-- Activity --
Write the records below out again. Match them exactly.

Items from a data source
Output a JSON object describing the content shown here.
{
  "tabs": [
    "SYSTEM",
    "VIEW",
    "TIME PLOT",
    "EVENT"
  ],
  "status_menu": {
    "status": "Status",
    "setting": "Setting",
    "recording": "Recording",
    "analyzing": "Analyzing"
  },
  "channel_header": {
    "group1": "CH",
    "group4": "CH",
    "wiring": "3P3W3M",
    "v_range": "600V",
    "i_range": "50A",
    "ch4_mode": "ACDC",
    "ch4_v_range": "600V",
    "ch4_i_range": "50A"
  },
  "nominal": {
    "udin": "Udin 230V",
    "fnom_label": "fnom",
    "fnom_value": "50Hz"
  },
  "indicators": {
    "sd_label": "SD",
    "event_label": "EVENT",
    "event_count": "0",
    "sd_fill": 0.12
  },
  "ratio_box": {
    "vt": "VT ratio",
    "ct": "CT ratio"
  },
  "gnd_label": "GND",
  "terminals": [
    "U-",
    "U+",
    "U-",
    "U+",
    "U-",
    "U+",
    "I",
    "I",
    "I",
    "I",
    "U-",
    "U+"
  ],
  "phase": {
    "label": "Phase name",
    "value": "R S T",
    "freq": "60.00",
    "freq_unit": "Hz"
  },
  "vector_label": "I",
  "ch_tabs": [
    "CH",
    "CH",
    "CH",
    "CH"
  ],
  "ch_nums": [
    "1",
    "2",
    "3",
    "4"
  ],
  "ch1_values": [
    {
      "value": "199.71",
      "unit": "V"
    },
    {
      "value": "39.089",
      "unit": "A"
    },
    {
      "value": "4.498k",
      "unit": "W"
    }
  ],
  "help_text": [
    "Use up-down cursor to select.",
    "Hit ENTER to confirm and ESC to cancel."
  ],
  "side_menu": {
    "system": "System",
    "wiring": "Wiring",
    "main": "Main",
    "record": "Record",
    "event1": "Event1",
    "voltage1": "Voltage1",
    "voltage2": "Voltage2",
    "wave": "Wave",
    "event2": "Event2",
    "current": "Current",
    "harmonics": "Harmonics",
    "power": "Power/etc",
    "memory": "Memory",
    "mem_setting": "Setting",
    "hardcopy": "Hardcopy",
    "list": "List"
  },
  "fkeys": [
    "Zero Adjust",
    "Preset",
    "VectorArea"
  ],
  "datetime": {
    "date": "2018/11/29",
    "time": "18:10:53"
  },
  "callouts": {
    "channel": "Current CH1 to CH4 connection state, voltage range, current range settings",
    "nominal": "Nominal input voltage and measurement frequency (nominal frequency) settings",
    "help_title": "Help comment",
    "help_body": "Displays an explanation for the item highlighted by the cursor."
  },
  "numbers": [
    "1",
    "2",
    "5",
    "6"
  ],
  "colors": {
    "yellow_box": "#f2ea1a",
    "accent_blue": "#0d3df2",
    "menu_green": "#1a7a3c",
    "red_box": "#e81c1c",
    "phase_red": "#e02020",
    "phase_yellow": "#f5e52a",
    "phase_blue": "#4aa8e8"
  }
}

-- Answer to this problem --
Output a JSON object describing the content shown here.
{
  "tabs": [
    "SYSTEM",
    "VIEW",
    "TIME PLOT",
    "EVENT"
  ],
  "status_menu": {
    "status": "Status",
    "setting": "Setting",
    "recording": "Recording",
    "analyzing": "Analyzing"
  },
  "channel_header": {
    "group1": "CH",
    "group4": "CH",
    "wiring": "3P3W3M",
    "v_range": "600V",
    "i_range": "50A",
    "ch4_mode": "ACDC",
    "ch4_v_range": "600V",
    "ch4_i_range": "50A"
  },
  "nominal": {
    "udin": "Udin 230V",
    "fnom_label": "fnom",
    "fnom_value": "50Hz"
  },
  "indicators": {
    "sd_label": "SD",
    "event_label": "EVENT",
    "event_count": "0",
    "sd_fill": 0.12
  },
  "ratio_box": {
    "vt": "VT ratio",
    "ct": "CT ratio"
  },
  "gnd_label": "GND",
  "terminals": [
    "U-",
    "U+",
    "U-",
    "U+",
    "U-",
    "U+",
    "I",
    "I",
    "I",
    "I",
    "U-",
    "U+"
  ],
  "phase": {
    "label": "Phase name",
    "value": "R S T",
    "freq": "60.00",
    "freq_unit": "Hz"
  },
  "vector_label": "I",
  "ch_tabs": [
    "CH",
    "CH",
    "CH",
    "CH"
  ],
  "ch_nums": [
    "1",
    "2",
    "3",
    "4"
  ],
  "ch1_values": [
    {
      "value": "199.71",
      "unit": "V"
    },
    {
      "value": "39.089",
      "unit": "A"
    },
    {
      "value": "4.498k",
      "unit": "W"
    }
  ],
  "help_text": [
    "Use up-down cursor to select.",
    "Hit ENTER to confirm and ESC to cancel."
  ],
  "side_menu": {
    "system": "System",
    "wiring": "Wiring",
    "main": "Main",
    "record": "Record",
    "event1": "Event1",
    "voltage1": "Voltage1",
    "voltage2": "Voltage2",
    "wave": "Wave",
    "event2": "Event2",
    "current": "Current",
    "harmonics": "Harmonics",
    "power": "Power/etc",
    "memory": "Memory",
    "mem_setting": "Setting",
    "hardcopy": "Hardcopy",
    "list": "List"
  },
  "fkeys": [
    "Zero Adjust",
    "Preset",
    "VectorArea"
  ],
  "datetime": {
    "date": "2018/11/29",
    "time": "18:10:53"
  },
  "callouts": {
    "channel": "Current CH1 to CH4 connection state, voltage range, current range settings",
    "nominal": "Nominal input voltage and measurement frequency (nominal frequency) settings",
    "help_title": "Help comment",
    "help_body": "Displays an explanation for the item highlighted by the cursor."
  },
  "numbers": [
    "1",
    "2",
    "5",
    "6"
  ],
  "colors": {
    "yellow_box": "#f2ea1a",
    "accent_blue": "#0d3df2",
    "menu_green": "#1a7a3c",
    "red_box": "#e81c1c",
    "phase_red": "#e02020",
    "phase_yellow": "#f5e52a",
    "phase_blue": "#4aa8e8"
  }
}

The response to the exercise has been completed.